BEGIN

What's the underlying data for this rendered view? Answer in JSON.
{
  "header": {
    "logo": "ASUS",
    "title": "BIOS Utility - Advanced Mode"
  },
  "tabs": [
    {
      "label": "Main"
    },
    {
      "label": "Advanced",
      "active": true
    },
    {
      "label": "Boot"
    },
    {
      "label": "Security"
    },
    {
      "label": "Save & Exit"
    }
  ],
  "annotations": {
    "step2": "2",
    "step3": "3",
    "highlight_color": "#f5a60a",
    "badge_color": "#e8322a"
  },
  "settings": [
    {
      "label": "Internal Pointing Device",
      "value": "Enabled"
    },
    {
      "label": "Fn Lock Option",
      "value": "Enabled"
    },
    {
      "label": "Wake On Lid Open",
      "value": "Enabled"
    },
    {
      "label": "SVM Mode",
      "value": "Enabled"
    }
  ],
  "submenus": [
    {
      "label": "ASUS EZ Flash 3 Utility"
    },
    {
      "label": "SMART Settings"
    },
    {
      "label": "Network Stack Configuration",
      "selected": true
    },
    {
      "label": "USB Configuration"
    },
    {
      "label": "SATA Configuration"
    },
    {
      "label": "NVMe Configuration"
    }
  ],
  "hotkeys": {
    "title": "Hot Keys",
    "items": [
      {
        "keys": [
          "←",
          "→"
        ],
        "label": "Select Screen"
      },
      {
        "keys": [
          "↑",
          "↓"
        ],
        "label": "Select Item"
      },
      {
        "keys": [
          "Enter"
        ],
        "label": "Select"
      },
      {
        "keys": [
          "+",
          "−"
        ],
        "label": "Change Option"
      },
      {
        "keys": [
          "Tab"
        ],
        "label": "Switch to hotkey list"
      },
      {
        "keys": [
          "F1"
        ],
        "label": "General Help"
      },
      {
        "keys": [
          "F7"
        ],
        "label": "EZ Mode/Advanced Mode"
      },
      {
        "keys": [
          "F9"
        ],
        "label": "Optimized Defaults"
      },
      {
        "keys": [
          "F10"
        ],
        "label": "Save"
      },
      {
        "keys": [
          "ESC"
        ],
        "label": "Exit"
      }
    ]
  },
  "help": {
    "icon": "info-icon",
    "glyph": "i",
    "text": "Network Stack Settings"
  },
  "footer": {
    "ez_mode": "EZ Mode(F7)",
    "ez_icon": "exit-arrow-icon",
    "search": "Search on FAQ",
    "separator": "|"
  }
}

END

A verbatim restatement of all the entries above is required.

What's the underlying data for this rendered view? Answer in JSON.
{
  "header": {
    "logo": "ASUS",
    "title": "BIOS Utility - Advanced Mode"
  },
  "tabs": [
    {
      "label": "Main"
    },
    {
      "label": "Advanced",
      "active": true
    },
    {
      "label": "Boot"
    },
    {
      "label": "Security"
    },
    {
      "label": "Save & Exit"
    }
  ],
  "annotations": {
    "step2": "2",
    "step3": "3",
    "highlight_color": "#f5a60a",
    "badge_color": "#e8322a"
  },
  "settings": [
    {
      "label": "Internal Pointing Device",
      "value": "Enabled"
    },
    {
      "label": "Fn Lock Option",
      "value": "Enabled"
    },
    {
      "label": "Wake On Lid Open",
      "value": "Enabled"
    },
    {
      "label": "SVM Mode",
      "value": "Enabled"
    }
  ],
  "submenus": [
    {
      "label": "ASUS EZ Flash 3 Utility"
    },
    {
      "label": "SMART Settings"
    },
    {
      "label": "Network Stack Configuration",
      "selected": true
    },
    {
      "label": "USB Configuration"
    },
    {
      "label": "SATA Configuration"
    },
    {
      "label": "NVMe Configuration"
    }
  ],
  "hotkeys": {
    "title": "Hot Keys",
    "items": [
      {
        "keys": [
          "←",
          "→"
        ],
        "label": "Select Screen"
      },
      {
        "keys": [
          "↑",
          "↓"
        ],
        "label": "Select Item"
      },
      {
        "keys": [
          "Enter"
        ],
        "label": "Select"
      },
      {
        "keys": [
          "+",
          "−"
        ],
        "label": "Change Option"
      },
      {
        "keys": [
          "Tab"
        ],
        "label": "Switch to hotkey list"
      },
      {
        "keys": [
          "F1"
        ],
        "label": "General Help"
      },
      {
        "keys": [
          "F7"
        ],
        "label": "EZ Mode/Advanced Mode"
      },
      {
        "keys": [
          "F9"
        ],
        "label": "Optimized Defaults"
      },
      {
        "keys": [
          "F10"
        ],
        "label": "Save"
      },
      {
        "keys": [
          "ESC"
        ],
        "label": "Exit"
      }
    ]
  },
  "help": {
    "icon": "info-icon",
    "glyph": "i",
    "text": "Network Stack Settings"
  },
  "footer": {
    "ez_mode": "EZ Mode(F7)",
    "ez_icon": "exit-arrow-icon",
    "search": "Search on FAQ",
    "separator": "|"
  }
}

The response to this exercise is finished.